**SUPPLIED INFORMATION**
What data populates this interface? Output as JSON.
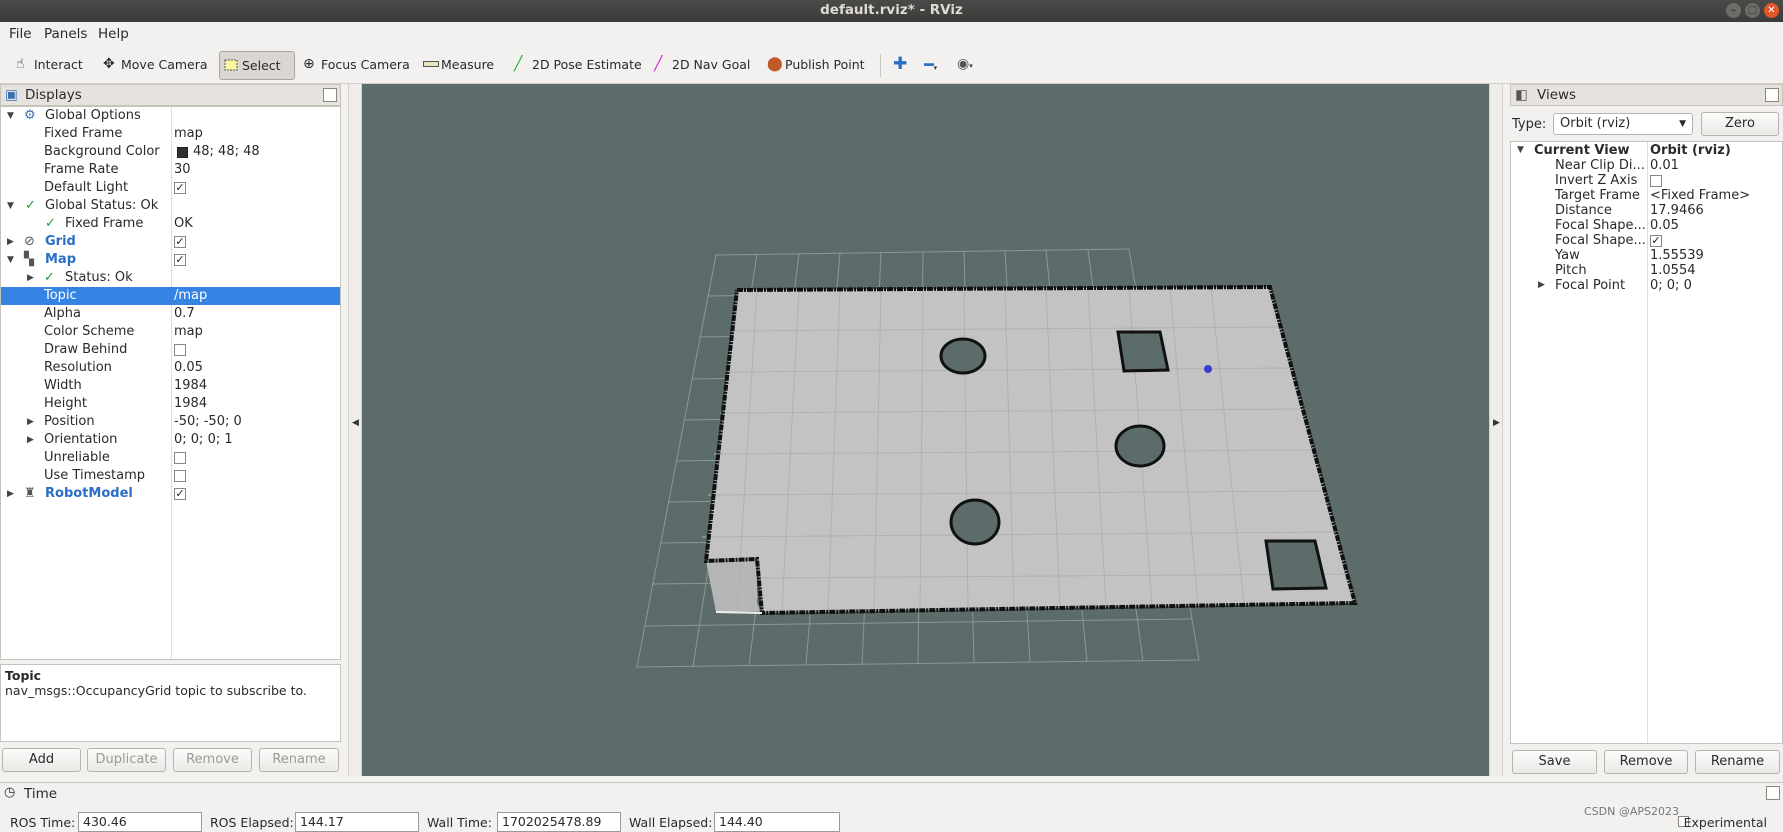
{
  "window": {
    "title": "default.rviz* - RViz"
  },
  "menu": {
    "file": "File",
    "panels": "Panels",
    "help": "Help"
  },
  "toolbar": {
    "interact": "Interact",
    "move_camera": "Move Camera",
    "select": "Select",
    "focus_camera": "Focus Camera",
    "measure": "Measure",
    "pose_estimate": "2D Pose Estimate",
    "nav_goal": "2D Nav Goal",
    "publish_point": "Publish Point"
  },
  "displays": {
    "title": "Displays",
    "global_options": "Global Options",
    "fixed_frame_label": "Fixed Frame",
    "fixed_frame_value": "map",
    "bg_color_label": "Background Color",
    "bg_color_value": "48; 48; 48",
    "bg_color_swatch": "#303030",
    "frame_rate_label": "Frame Rate",
    "frame_rate_value": "30",
    "default_light_label": "Default Light",
    "global_status": "Global Status: Ok",
    "status_fixed_frame_label": "Fixed Frame",
    "status_fixed_frame_value": "OK",
    "grid": "Grid",
    "map": "Map",
    "map_status": "Status: Ok",
    "topic_label": "Topic",
    "topic_value": "/map",
    "alpha_label": "Alpha",
    "alpha_value": "0.7",
    "color_scheme_label": "Color Scheme",
    "color_scheme_value": "map",
    "draw_behind_label": "Draw Behind",
    "resolution_label": "Resolution",
    "resolution_value": "0.05",
    "width_label": "Width",
    "width_value": "1984",
    "height_label": "Height",
    "height_value": "1984",
    "position_label": "Position",
    "position_value": "-50; -50; 0",
    "orientation_label": "Orientation",
    "orientation_value": "0; 0; 0; 1",
    "unreliable_label": "Unreliable",
    "use_timestamp_label": "Use Timestamp",
    "robot_model": "RobotModel"
  },
  "description": {
    "title": "Topic",
    "text": "nav_msgs::OccupancyGrid topic to subscribe to."
  },
  "display_buttons": {
    "add": "Add",
    "duplicate": "Duplicate",
    "remove": "Remove",
    "rename": "Rename"
  },
  "views": {
    "title": "Views",
    "type_label": "Type:",
    "type_value": "Orbit (rviz)",
    "zero": "Zero",
    "current_view": "Current View",
    "current_view_type": "Orbit (rviz)",
    "near_clip_label": "Near Clip Di...",
    "near_clip_value": "0.01",
    "invert_z_label": "Invert Z Axis",
    "target_frame_label": "Target Frame",
    "target_frame_value": "<Fixed Frame>",
    "distance_label": "Distance",
    "distance_value": "17.9466",
    "focal_shape1_label": "Focal Shape...",
    "focal_shape1_value": "0.05",
    "focal_shape2_label": "Focal Shape...",
    "yaw_label": "Yaw",
    "yaw_value": "1.55539",
    "pitch_label": "Pitch",
    "pitch_value": "1.0554",
    "focal_point_label": "Focal Point",
    "focal_point_value": "0; 0; 0",
    "save": "Save",
    "remove": "Remove",
    "rename": "Rename"
  },
  "time": {
    "title": "Time",
    "ros_time_label": "ROS Time:",
    "ros_time_value": "430.46",
    "ros_elapsed_label": "ROS Elapsed:",
    "ros_elapsed_value": "144.17",
    "wall_time_label": "Wall Time:",
    "wall_time_value": "1702025478.89",
    "wall_elapsed_label": "Wall Elapsed:",
    "wall_elapsed_value": "144.40",
    "experimental_label": "Experimental"
  },
  "watermark": "CSDN @APS2023"
}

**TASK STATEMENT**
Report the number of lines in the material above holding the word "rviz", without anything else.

**RESULT OF THIS TASK**
3